PORT MANATEE -- In an effort to try to meet the workforce needs of new businesses coming to Port Manatee, officials representing the port and their school district counterparts met Thursday to brainstorm ways to create a broader, more prepared workforce.
Port Manatee Chair Carol Whitmore led a delegation of port and county officials to the meeting at school district offices. Also attending were representatives of the Suncoast Workforce Board.
The group hoped to find ways to ensure a fully trained labor force is ready to work when a bevy of newly recruited companies arrive at the port.
Manatee County School Superintendent Rick Mills described the meeting as "very productive."
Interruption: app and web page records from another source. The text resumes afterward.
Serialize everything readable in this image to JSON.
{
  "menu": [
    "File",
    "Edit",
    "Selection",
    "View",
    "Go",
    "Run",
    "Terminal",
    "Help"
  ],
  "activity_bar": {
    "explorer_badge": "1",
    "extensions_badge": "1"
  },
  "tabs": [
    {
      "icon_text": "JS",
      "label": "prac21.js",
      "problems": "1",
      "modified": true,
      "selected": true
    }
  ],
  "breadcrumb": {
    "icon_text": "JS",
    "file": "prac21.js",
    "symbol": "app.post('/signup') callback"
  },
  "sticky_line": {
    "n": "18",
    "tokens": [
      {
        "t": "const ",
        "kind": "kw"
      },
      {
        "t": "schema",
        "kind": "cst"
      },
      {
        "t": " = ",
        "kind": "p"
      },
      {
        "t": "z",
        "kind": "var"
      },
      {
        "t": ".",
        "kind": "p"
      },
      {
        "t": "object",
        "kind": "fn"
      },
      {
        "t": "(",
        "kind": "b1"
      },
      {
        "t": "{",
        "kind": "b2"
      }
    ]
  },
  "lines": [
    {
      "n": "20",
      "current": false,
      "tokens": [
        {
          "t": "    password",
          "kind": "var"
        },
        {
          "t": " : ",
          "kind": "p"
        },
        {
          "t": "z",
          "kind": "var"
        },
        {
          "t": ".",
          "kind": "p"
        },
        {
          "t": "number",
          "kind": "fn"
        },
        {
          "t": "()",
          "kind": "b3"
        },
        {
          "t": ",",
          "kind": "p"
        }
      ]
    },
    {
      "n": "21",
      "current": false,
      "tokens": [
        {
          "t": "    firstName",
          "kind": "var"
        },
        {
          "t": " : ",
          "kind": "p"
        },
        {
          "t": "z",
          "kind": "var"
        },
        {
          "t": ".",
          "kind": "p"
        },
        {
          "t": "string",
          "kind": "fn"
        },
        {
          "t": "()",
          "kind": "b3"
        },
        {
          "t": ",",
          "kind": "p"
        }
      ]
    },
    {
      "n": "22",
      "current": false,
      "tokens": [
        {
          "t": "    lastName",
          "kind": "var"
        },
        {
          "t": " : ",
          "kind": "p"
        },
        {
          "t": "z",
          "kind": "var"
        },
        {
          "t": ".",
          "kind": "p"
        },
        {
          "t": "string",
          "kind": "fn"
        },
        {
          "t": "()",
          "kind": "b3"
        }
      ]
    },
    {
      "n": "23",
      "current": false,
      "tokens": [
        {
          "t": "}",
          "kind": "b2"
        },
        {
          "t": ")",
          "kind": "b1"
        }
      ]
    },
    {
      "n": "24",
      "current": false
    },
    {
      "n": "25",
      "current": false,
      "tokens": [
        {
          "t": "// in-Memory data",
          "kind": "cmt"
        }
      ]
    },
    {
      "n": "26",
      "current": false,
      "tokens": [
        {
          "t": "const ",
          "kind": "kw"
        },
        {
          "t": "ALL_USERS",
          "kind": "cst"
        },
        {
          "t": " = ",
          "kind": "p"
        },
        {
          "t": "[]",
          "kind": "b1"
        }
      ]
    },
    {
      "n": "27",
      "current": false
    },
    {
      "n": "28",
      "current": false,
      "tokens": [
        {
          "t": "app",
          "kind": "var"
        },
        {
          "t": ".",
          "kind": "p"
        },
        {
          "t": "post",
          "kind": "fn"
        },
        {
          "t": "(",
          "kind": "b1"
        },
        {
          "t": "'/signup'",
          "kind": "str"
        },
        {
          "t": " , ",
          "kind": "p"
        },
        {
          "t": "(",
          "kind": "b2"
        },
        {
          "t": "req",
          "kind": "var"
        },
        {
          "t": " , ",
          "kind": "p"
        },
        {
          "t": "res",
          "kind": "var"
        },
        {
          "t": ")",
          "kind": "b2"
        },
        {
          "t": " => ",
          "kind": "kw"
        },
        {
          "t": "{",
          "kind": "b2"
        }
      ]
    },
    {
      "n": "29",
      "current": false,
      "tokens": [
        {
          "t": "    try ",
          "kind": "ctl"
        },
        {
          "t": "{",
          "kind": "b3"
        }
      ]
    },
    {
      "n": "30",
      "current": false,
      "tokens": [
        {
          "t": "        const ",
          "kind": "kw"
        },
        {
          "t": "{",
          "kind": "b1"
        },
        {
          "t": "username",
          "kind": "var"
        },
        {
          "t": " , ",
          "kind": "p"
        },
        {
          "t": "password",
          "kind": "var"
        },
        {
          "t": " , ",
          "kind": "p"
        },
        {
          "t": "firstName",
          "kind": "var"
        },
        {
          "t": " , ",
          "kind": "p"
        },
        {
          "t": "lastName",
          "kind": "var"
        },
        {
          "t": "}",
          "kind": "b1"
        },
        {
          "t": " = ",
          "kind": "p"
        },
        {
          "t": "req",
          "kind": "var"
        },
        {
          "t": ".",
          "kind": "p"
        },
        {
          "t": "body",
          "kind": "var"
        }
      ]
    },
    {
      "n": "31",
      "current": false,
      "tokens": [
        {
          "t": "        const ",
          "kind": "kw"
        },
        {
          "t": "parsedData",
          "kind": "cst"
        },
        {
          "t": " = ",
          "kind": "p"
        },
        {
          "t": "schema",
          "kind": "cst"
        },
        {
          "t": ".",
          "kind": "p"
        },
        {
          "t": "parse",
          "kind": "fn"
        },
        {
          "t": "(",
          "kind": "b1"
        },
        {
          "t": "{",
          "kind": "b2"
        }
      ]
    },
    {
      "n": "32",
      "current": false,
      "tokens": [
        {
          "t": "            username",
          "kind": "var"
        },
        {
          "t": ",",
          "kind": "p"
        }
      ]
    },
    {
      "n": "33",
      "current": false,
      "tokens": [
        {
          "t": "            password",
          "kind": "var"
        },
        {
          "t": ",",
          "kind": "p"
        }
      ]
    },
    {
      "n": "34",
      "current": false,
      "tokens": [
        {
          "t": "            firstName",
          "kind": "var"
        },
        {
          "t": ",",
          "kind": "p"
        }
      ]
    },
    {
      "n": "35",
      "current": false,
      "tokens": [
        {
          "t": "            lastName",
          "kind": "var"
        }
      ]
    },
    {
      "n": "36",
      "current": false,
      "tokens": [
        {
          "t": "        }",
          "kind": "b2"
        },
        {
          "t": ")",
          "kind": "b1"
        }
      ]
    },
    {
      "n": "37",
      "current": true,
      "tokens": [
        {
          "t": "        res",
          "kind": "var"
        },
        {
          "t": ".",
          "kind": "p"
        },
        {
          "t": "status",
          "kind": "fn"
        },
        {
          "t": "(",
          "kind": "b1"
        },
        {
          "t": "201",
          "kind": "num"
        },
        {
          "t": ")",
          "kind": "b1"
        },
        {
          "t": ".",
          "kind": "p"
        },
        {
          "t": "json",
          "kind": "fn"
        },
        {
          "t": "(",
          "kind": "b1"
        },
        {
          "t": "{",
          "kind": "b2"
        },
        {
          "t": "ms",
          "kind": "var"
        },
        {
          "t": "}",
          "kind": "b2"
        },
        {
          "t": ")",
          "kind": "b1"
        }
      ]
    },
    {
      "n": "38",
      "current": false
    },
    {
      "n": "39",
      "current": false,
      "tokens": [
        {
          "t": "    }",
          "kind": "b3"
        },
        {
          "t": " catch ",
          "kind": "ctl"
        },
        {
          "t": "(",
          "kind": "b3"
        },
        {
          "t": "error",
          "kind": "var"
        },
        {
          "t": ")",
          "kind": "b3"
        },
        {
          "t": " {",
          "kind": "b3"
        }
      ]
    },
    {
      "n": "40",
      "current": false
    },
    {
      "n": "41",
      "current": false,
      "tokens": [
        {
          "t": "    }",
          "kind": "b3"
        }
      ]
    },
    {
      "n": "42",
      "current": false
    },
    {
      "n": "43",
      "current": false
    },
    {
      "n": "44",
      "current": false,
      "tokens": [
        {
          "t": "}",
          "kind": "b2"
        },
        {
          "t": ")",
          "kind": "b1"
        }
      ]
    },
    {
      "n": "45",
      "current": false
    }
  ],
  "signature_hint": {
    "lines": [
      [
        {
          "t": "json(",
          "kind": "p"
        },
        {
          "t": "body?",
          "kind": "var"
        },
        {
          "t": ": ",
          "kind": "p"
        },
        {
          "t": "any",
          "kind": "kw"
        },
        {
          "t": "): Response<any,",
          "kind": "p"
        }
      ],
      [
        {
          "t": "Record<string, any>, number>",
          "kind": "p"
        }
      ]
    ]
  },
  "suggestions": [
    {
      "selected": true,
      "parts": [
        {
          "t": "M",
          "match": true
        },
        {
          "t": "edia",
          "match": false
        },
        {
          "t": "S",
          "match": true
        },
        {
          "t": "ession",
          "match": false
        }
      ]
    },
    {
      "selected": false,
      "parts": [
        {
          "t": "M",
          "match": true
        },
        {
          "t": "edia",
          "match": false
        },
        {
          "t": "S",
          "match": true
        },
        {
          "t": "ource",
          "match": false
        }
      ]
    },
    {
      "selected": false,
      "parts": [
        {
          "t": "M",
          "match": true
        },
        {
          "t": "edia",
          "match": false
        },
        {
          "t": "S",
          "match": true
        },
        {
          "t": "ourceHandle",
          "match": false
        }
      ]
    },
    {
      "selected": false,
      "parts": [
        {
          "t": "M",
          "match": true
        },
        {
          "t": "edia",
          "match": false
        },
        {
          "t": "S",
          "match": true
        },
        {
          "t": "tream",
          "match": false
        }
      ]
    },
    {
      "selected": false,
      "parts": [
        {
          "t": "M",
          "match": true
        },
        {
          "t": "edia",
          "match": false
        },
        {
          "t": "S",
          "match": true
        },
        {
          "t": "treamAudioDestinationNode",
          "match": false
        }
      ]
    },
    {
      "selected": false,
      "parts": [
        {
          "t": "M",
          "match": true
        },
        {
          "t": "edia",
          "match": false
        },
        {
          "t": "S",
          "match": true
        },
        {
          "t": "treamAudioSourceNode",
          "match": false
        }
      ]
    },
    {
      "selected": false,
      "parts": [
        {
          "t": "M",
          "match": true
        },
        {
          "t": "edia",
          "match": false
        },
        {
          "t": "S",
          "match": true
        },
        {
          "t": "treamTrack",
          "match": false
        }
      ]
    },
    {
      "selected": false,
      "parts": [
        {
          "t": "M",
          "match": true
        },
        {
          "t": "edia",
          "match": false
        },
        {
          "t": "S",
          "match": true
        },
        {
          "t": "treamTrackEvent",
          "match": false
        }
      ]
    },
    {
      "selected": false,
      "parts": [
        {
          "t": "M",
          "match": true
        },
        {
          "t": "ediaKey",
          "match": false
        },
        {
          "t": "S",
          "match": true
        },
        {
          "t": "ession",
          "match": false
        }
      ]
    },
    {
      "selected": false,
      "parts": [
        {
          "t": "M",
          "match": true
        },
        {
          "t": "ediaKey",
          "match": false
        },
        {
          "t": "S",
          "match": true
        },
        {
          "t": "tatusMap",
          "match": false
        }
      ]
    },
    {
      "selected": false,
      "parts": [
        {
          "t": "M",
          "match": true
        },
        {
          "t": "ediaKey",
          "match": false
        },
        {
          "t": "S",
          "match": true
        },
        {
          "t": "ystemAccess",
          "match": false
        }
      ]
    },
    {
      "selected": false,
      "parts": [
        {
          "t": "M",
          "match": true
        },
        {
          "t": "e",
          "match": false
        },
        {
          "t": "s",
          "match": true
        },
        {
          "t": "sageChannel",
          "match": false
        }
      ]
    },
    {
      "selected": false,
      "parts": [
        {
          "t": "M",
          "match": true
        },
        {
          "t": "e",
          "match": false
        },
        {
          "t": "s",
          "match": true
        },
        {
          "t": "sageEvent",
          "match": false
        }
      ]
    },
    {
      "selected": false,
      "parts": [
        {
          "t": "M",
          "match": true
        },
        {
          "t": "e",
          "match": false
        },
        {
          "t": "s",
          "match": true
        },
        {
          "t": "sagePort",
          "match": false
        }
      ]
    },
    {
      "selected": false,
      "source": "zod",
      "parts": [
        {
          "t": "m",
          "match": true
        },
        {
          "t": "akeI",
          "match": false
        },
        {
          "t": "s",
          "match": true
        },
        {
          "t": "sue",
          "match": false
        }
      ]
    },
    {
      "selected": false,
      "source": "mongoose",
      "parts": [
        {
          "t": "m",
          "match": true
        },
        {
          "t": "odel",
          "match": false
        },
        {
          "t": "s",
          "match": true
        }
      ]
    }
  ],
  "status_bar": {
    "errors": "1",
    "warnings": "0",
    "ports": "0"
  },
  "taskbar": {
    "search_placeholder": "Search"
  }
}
"I think everybody in the room was not only positive, but very excited about it," Mills said. "I think it's a good step in cross coordination, synchronization and greater outcomes for drawing business here and increasing employment opportunities."
One surprise: County economic development officials lacked data the school district maintains on what students are studying, and what certificates they hold, Mills said.
At the next meeting, the school district will pres
ent an overview of its data, Mills said.
"In large part, that's our existing workforce," he noted.
Karen Stewart, Manatee County's economic development program manager, was glad for the chance to chat.
"It's just a chance to open communication about the type of skills necessary for the community to attract businesses, and to ensure we have a workforce that is ready," she said.
"We need to look at skill gaps that might exist, and develop a strategy to fill the gaps," she added.
Manatee County Neighborhood Services Director Cheri Coryea said she would like the school board and Manatee Technical Institute to be part of a bigger initiative to attract businesses here.
Noting that the port has begun to draw big businesses that offer hundreds of new job possibilities in maritime-related trades, coordination with the school district is an essential element, said Port Manatee Executive Director Carlos Buqueras.
"We need a trained labor force ahead of time," he said.
Sara Kennedy, Herald reporter, can be reached at 941-745-7031. Follow her on Twitter @sarawrites.